2019 Recipients


JLSF Scholarship Recipient: Emi Yamasaki

It is my great honor to receive the Aurora Japanese Language Scholarship.
I am grateful for the generous support of the Aurora Foundation, which will be a remarkable contribution to completing my project of assessing the social and academic impact of an exchange trip to Japan on  my students at Bronx Collaborative High School, a public high school in the Bronx, NY. 
My thesis is that the Japan immersion trip will be a turning point for my students. ​This trip will have ​a special, significant meaning for them, since most of them have never left the United States, or even New York City in their life. My goal for this project is that the students will come to better understand the globalize world and be able to connect to Japanese people despite differences in culture,  to overcome their low-self esteem, and to motivate themselves to seek success. I deeply appreciate the Aurora Foundation for supporting me to lead this life changing trip for my students.  


Currently, I teach Japanese at Bronx Collaborative High School,​ a New York City Public High School in the Bronx, NY. ​After being born and raised on an orange farm in a rural peninsula of Wakayama, Japan, I studied English and Foreign Studies at Kansai Gaidai University, Osaka, and studied at Pennsylvania State University as an exchange student on a scholarship. After beginning my career teaching English in a public middle school in Japan, I emigrated to the United States after marrying, and have lived and taught in many locations such as Hawaii, Kanagawa, and New Jersey before I settled in New York. My teaching career in the United States began at St. Louis School, Hawaii. After teaching in the US for a number of years, I pursued a Masters Degree in Teaching English to Speakers of Other Languages at Fairleigh Dickinson University. As I had the opportunity to live in many locations, I have had the pleasure of teaching students at many different locations and types of schools, such as Aeon English Language School, Kanaya Public Middle School, Bergen Community College, and Fairleigh Dickinson University. I have found my true passion for teaching students at Bronx Collaborative High School.


I am thrilled to have the support of the Aurora Foundation to share my findings about this project, in which many of my students will travel outside New York for the first time in their lives to participate in an immersion program in Japan. I will analyze the impact of the project on students’ motivation.  I will also document the planning and implementation of the trip. ​At the conclusion of the project, I aim to publish my findings in outlets aimed at both classroom teachers, such as the Northeast Council of Teachers of Japanese (NECTJ) newsletter. I also hope to disseminate my findings to both language teachers and scholars at a conference such as the annual conference of the American Council on the Teaching of Foreign Languages(ACTFL) 2020,  with recommendations and suggestions for teachers who would like to plan a similar life-changing trip to different countries or Japan. ​ I hope that this research will both inform other Japanese teachers wishing to use experiential education, particularly through travel immersion, as well as language teachers of other target languages who work with underserved populations. 

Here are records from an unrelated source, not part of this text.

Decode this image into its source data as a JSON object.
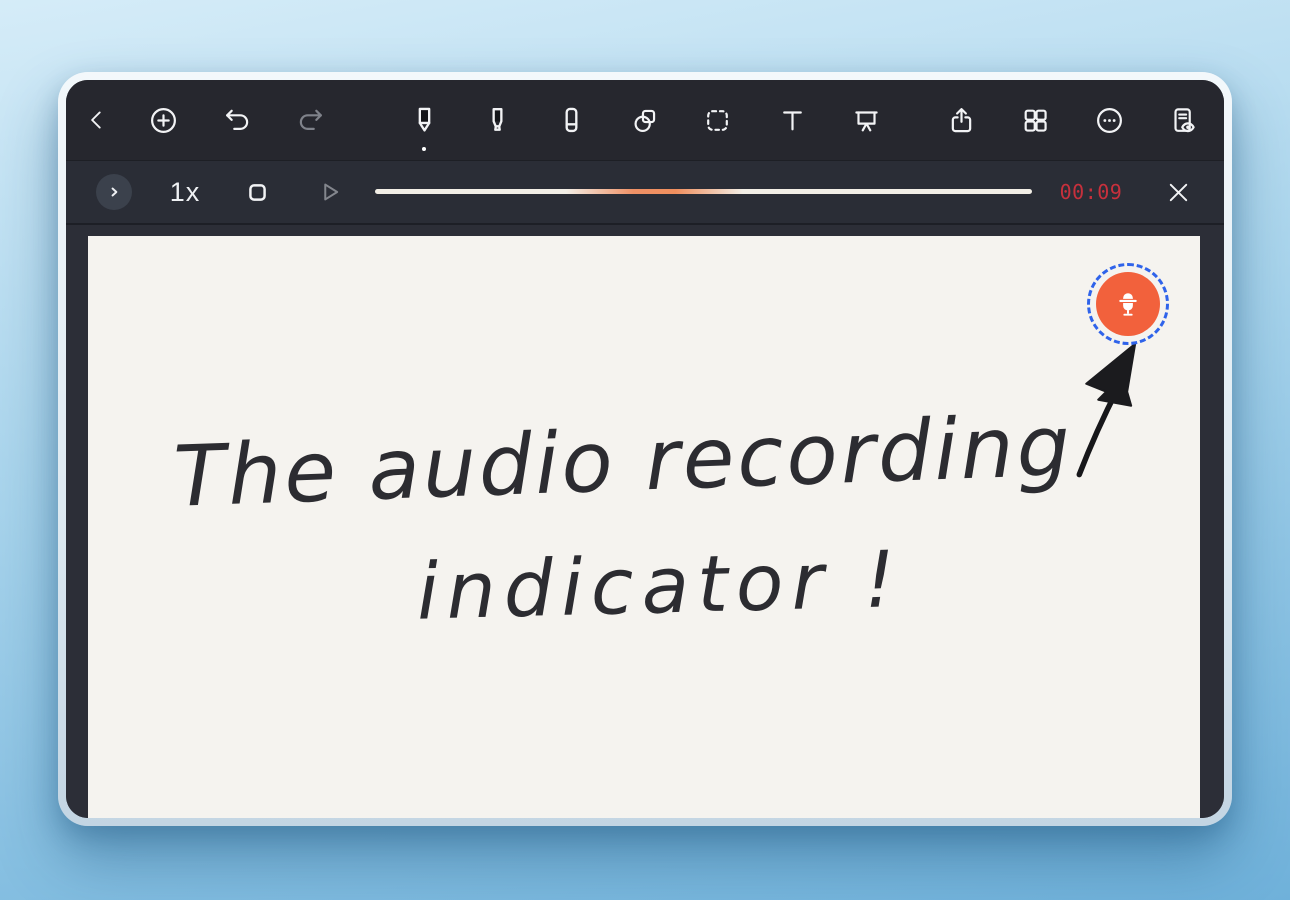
{
  "window": {
    "background_gradient": [
      "#d5ecf8",
      "#6fb1da"
    ],
    "frame_color": "#e6eff5",
    "app_background": "#2c2e37"
  },
  "toolbar": {
    "items": [
      {
        "name": "back",
        "icon": "chevron-left-icon"
      },
      {
        "name": "add",
        "icon": "plus-circle-icon"
      },
      {
        "name": "undo",
        "icon": "undo-icon",
        "state": "enabled"
      },
      {
        "name": "redo",
        "icon": "redo-icon",
        "state": "disabled"
      },
      {
        "name": "pen",
        "icon": "pen-icon",
        "state": "selected"
      },
      {
        "name": "highlighter",
        "icon": "highlighter-icon"
      },
      {
        "name": "eraser",
        "icon": "eraser-icon"
      },
      {
        "name": "shapes",
        "icon": "shapes-icon"
      },
      {
        "name": "selection",
        "icon": "marquee-selection-icon"
      },
      {
        "name": "text",
        "icon": "text-tool-icon"
      },
      {
        "name": "presenter",
        "icon": "presentation-icon"
      },
      {
        "name": "share",
        "icon": "share-icon"
      },
      {
        "name": "pages",
        "icon": "grid-icon"
      },
      {
        "name": "more",
        "icon": "ellipsis-circle-icon"
      },
      {
        "name": "page-preview",
        "icon": "document-eye-icon"
      }
    ]
  },
  "playback_bar": {
    "collapse_icon": "chevron-right-icon",
    "speed_label": "1x",
    "stop_icon": "stop-icon",
    "play_icon": "play-icon",
    "elapsed_time": "00:09",
    "timer_color": "#c7303c",
    "close_icon": "close-icon",
    "progress_track_color": "#f2eee6",
    "recorded_segment_color": "#ef9166"
  },
  "canvas": {
    "background_color": "#f5f3ef",
    "ink_color": "#2c2c31",
    "handwriting_lines": [
      "The audio recording",
      "indicator !"
    ]
  },
  "recording_indicator": {
    "icon": "microphone-icon",
    "button_color": "#f2613c",
    "ring_color": "#2f63ea"
  }
}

 Aurora Challenge Grant Recipient: Jeffrey Burton


I am extremely grateful to the Aurora Foundation: their grant will allow me to fulfill my dream of attending the Japanese Garden Intensive Seminar Plus in Kyoto, which will be invaluable in my work at Manzanar, a former World War II Japanese American internment camp in California. Through this seminar I will learn more about the history, design theory, landscape ecology, and maintenance of Japanese gardens. I will have the opportunity to do maintenance work in historic gardens. I will also have the opportunity to give a presentation on Manzanar’s World-War-II Japanese gardens at an international symposium and meet specialists who work to uncover and restore Japanese gardens in Japan.


Conditions at Manzanar were difficult, and many of the Japanese Americans incarcerated there created Japanese gardens to provide relief for their families and fellow prisoners amid the grim surroundings.  The gardens stand out as symbols of beauty and the resilience of the human spirit, and show that the internees embraced their Japanese heritage even in the face of persecution, even when the dominant American culture had defined “Japanese” as something to be afraid of, and ashamed of. The experience made possible by the Aurora Foundation grant will help me interpret and restore the Japanese gardens at Manzanar so they can fulfil their potential to help visitors better understand the connections between Japan and the United States, and appreciate the gardens as symbols of beauty, nature, and peace.  


Jeff Burton, an archaeologist with the National Park Service, has studied historic and prehistoric sites across the United States. His most gratifying work, though, is his current position as the Cultural Resources Manager for Manzanar National Historic Site in eastern California, where he is responsible for the preservation, restoration, and maintenance of dozens of Japanese gardens constructed by many of the 10,000 Japanese Americans who were imprisoned at Manzanar during World War II.  Burton has led the excavation and preservation of several of Manzanar’s gardens through community volunteer archaeology projects, and authored publications and articles about Manzanar’s gardens, as well as a Garden Management Plan that will guide the restoration of the gardens in the future.